→ Exercise prompt: Every record below should be printed exactly, except for the pictures.

Data items
________________________
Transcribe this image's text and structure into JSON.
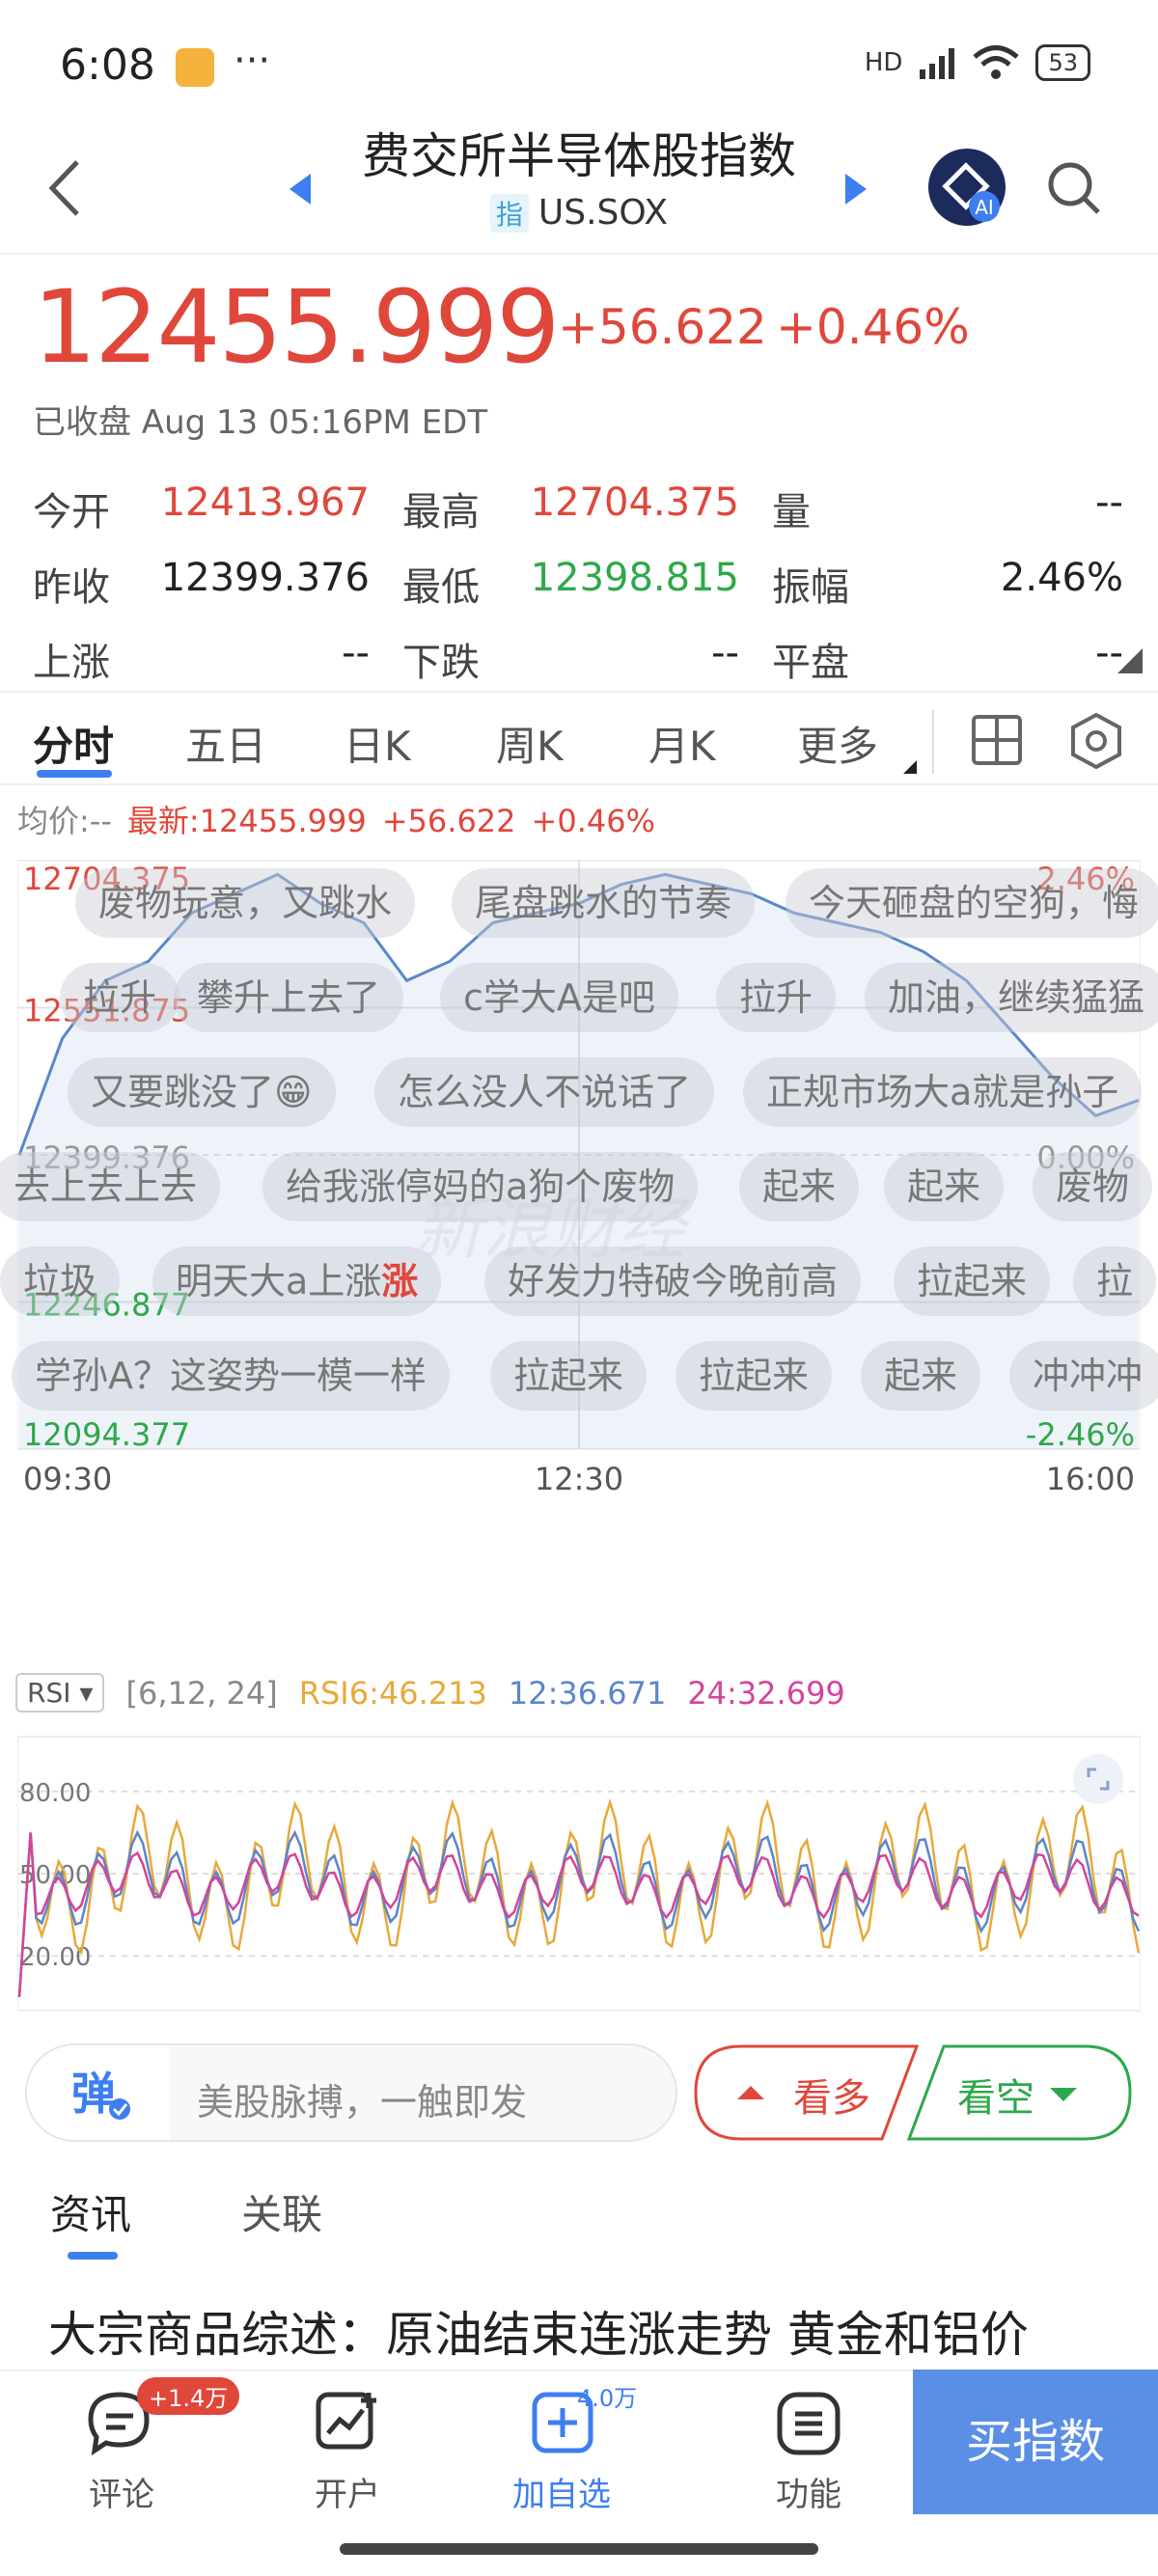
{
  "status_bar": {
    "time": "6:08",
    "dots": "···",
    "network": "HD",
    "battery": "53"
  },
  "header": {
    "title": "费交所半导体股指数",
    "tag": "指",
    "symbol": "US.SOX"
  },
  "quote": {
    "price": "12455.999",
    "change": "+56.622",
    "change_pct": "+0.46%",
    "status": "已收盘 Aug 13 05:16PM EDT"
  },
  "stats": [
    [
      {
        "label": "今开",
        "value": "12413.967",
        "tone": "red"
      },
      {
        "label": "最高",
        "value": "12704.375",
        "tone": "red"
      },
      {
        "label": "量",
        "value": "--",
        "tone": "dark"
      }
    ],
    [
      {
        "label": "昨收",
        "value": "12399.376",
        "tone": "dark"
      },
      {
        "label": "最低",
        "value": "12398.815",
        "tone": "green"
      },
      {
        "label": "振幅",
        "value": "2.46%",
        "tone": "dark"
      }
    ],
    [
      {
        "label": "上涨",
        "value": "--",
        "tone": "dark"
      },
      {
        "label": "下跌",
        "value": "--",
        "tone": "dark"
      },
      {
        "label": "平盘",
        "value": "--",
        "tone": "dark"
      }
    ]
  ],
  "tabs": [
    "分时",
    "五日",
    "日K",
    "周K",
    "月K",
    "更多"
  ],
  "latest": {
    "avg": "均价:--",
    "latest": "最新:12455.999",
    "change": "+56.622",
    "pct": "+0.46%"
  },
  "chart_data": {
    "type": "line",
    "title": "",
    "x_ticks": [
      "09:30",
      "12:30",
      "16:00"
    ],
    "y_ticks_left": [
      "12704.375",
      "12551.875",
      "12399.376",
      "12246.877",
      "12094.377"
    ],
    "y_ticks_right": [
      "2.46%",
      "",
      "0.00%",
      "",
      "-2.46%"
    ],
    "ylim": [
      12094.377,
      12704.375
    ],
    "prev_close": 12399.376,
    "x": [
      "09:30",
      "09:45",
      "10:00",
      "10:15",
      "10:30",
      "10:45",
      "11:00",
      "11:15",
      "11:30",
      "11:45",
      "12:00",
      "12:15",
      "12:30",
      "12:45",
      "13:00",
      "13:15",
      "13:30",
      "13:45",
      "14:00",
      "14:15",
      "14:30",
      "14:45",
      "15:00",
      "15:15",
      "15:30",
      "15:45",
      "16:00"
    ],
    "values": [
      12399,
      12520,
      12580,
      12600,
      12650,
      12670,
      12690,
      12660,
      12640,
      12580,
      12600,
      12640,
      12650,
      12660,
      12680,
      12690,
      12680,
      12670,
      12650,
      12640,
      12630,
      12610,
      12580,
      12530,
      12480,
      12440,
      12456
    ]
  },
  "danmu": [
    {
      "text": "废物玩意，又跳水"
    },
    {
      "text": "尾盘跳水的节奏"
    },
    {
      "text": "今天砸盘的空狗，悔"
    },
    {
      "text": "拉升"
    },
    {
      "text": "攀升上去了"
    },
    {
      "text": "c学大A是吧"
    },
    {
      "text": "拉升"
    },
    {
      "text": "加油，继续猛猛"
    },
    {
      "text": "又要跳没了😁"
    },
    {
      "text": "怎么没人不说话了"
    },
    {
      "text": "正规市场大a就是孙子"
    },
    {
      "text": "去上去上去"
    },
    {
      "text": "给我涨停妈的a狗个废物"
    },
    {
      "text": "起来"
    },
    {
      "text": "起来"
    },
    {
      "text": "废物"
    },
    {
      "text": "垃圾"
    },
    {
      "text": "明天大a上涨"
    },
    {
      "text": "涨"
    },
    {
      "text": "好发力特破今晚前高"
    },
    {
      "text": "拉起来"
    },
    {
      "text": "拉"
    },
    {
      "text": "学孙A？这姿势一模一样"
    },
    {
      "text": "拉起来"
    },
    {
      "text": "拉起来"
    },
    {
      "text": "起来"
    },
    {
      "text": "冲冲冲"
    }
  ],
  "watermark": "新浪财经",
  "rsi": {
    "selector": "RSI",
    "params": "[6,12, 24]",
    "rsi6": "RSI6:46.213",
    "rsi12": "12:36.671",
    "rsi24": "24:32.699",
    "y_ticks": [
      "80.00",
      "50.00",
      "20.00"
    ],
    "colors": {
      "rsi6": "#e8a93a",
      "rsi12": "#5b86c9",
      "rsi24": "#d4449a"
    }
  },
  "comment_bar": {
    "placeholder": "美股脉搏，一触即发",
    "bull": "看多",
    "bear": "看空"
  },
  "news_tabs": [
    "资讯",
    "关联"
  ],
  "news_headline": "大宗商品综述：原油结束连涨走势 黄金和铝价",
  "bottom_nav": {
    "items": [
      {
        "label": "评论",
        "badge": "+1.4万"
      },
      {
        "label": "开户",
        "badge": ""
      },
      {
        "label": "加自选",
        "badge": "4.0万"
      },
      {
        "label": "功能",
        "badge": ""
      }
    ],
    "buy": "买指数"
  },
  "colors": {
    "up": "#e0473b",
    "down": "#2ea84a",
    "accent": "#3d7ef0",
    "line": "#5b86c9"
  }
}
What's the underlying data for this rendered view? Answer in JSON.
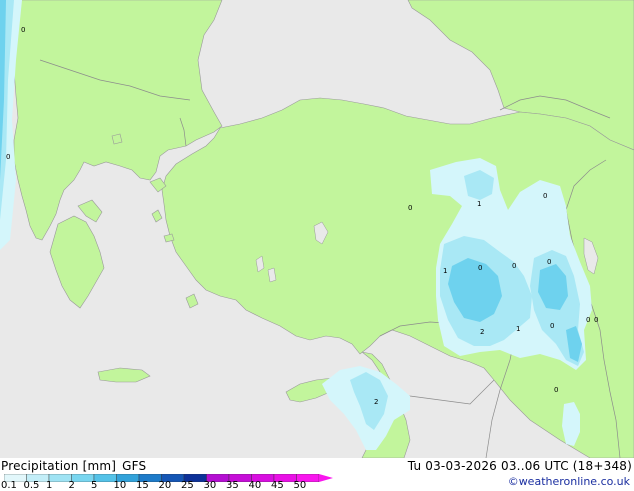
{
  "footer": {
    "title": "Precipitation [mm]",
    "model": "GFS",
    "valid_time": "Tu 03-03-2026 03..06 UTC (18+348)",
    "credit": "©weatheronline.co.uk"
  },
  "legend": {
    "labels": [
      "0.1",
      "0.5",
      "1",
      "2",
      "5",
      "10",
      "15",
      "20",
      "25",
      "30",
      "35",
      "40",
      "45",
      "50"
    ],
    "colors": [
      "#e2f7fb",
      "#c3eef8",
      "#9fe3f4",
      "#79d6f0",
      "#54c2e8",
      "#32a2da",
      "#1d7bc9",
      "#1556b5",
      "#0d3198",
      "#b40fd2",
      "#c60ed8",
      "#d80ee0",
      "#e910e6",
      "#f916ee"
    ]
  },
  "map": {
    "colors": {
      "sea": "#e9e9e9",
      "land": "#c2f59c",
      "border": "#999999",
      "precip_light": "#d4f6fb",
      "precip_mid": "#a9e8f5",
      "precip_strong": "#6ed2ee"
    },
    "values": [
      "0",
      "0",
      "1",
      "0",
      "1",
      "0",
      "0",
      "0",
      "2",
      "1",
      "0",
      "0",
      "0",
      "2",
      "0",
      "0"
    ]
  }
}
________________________
→ Response to this exercise:
Transcribe this image's text and structure into JSON.
{
  "status_bar": {
    "time": "6:08",
    "dots": "···",
    "network": "HD",
    "battery": "53"
  },
  "header": {
    "title": "费交所半导体股指数",
    "tag": "指",
    "symbol": "US.SOX"
  },
  "quote": {
    "price": "12455.999",
    "change": "+56.622",
    "change_pct": "+0.46%",
    "status": "已收盘 Aug 13 05:16PM EDT"
  },
  "stats": [
    [
      {
        "label": "今开",
        "value": "12413.967",
        "tone": "red"
      },
      {
        "label": "最高",
        "value": "12704.375",
        "tone": "red"
      },
      {
        "label": "量",
        "value": "--",
        "tone": "dark"
      }
    ],
    [
      {
        "label": "昨收",
        "value": "12399.376",
        "tone": "dark"
      },
      {
        "label": "最低",
        "value": "12398.815",
        "tone": "green"
      },
      {
        "label": "振幅",
        "value": "2.46%",
        "tone": "dark"
      }
    ],
    [
      {
        "label": "上涨",
        "value": "--",
        "tone": "dark"
      },
      {
        "label": "下跌",
        "value": "--",
        "tone": "dark"
      },
      {
        "label": "平盘",
        "value": "--",
        "tone": "dark"
      }
    ]
  ],
  "tabs": [
    "分时",
    "五日",
    "日K",
    "周K",
    "月K",
    "更多"
  ],
  "latest": {
    "avg": "均价:--",
    "latest": "最新:12455.999",
    "change": "+56.622",
    "pct": "+0.46%"
  },
  "chart_data": {
    "type": "line",
    "title": "",
    "x_ticks": [
      "09:30",
      "12:30",
      "16:00"
    ],
    "y_ticks_left": [
      "12704.375",
      "12551.875",
      "12399.376",
      "12246.877",
      "12094.377"
    ],
    "y_ticks_right": [
      "2.46%",
      "",
      "0.00%",
      "",
      "-2.46%"
    ],
    "ylim": [
      12094.377,
      12704.375
    ],
    "prev_close": 12399.376,
    "x": [
      "09:30",
      "09:45",
      "10:00",
      "10:15",
      "10:30",
      "10:45",
      "11:00",
      "11:15",
      "11:30",
      "11:45",
      "12:00",
      "12:15",
      "12:30",
      "12:45",
      "13:00",
      "13:15",
      "13:30",
      "13:45",
      "14:00",
      "14:15",
      "14:30",
      "14:45",
      "15:00",
      "15:15",
      "15:30",
      "15:45",
      "16:00"
    ],
    "values": [
      12399,
      12520,
      12580,
      12600,
      12650,
      12670,
      12690,
      12660,
      12640,
      12580,
      12600,
      12640,
      12650,
      12660,
      12680,
      12690,
      12680,
      12670,
      12650,
      12640,
      12630,
      12610,
      12580,
      12530,
      12480,
      12440,
      12456
    ]
  },
  "danmu": [
    {
      "text": "废物玩意，又跳水"
    },
    {
      "text": "尾盘跳水的节奏"
    },
    {
      "text": "今天砸盘的空狗，悔"
    },
    {
      "text": "拉升"
    },
    {
      "text": "攀升上去了"
    },
    {
      "text": "c学大A是吧"
    },
    {
      "text": "拉升"
    },
    {
      "text": "加油，继续猛猛"
    },
    {
      "text": "又要跳没了😁"
    },
    {
      "text": "怎么没人不说话了"
    },
    {
      "text": "正规市场大a就是孙子"
    },
    {
      "text": "去上去上去"
    },
    {
      "text": "给我涨停妈的a狗个废物"
    },
    {
      "text": "起来"
    },
    {
      "text": "起来"
    },
    {
      "text": "废物"
    },
    {
      "text": "垃圾"
    },
    {
      "text": "明天大a上涨"
    },
    {
      "text": "涨"
    },
    {
      "text": "好发力特破今晚前高"
    },
    {
      "text": "拉起来"
    },
    {
      "text": "拉"
    },
    {
      "text": "学孙A？这姿势一模一样"
    },
    {
      "text": "拉起来"
    },
    {
      "text": "拉起来"
    },
    {
      "text": "起来"
    },
    {
      "text": "冲冲冲"
    }
  ],
  "watermark": "新浪财经",
  "rsi": {
    "selector": "RSI",
    "params": "[6,12, 24]",
    "rsi6": "RSI6:46.213",
    "rsi12": "12:36.671",
    "rsi24": "24:32.699",
    "y_ticks": [
      "80.00",
      "50.00",
      "20.00"
    ],
    "colors": {
      "rsi6": "#e8a93a",
      "rsi12": "#5b86c9",
      "rsi24": "#d4449a"
    }
  },
  "comment_bar": {
    "placeholder": "美股脉搏，一触即发",
    "bull": "看多",
    "bear": "看空"
  },
  "news_tabs": [
    "资讯",
    "关联"
  ],
  "news_headline": "大宗商品综述：原油结束连涨走势 黄金和铝价",
  "bottom_nav": {
    "items": [
      {
        "label": "评论",
        "badge": "+1.4万"
      },
      {
        "label": "开户",
        "badge": ""
      },
      {
        "label": "加自选",
        "badge": "4.0万"
      },
      {
        "label": "功能",
        "badge": ""
      }
    ],
    "buy": "买指数"
  },
  "colors": {
    "up": "#e0473b",
    "down": "#2ea84a",
    "accent": "#3d7ef0",
    "line": "#5b86c9"
  }
}
What's the underlying data for this rendered view? Answer in JSON.
{
  "footer": {
    "title": "Precipitation [mm]",
    "model": "GFS",
    "valid_time": "Tu 03-03-2026 03..06 UTC (18+348)",
    "credit": "©weatheronline.co.uk"
  },
  "legend": {
    "labels": [
      "0.1",
      "0.5",
      "1",
      "2",
      "5",
      "10",
      "15",
      "20",
      "25",
      "30",
      "35",
      "40",
      "45",
      "50"
    ],
    "colors": [
      "#e2f7fb",
      "#c3eef8",
      "#9fe3f4",
      "#79d6f0",
      "#54c2e8",
      "#32a2da",
      "#1d7bc9",
      "#1556b5",
      "#0d3198",
      "#b40fd2",
      "#c60ed8",
      "#d80ee0",
      "#e910e6",
      "#f916ee"
    ]
  },
  "map": {
    "colors": {
      "sea": "#e9e9e9",
      "land": "#c2f59c",
      "border": "#999999",
      "precip_light": "#d4f6fb",
      "precip_mid": "#a9e8f5",
      "precip_strong": "#6ed2ee"
    },
    "values": [
      "0",
      "0",
      "1",
      "0",
      "1",
      "0",
      "0",
      "0",
      "2",
      "1",
      "0",
      "0",
      "0",
      "2",
      "0",
      "0"
    ]
  }
}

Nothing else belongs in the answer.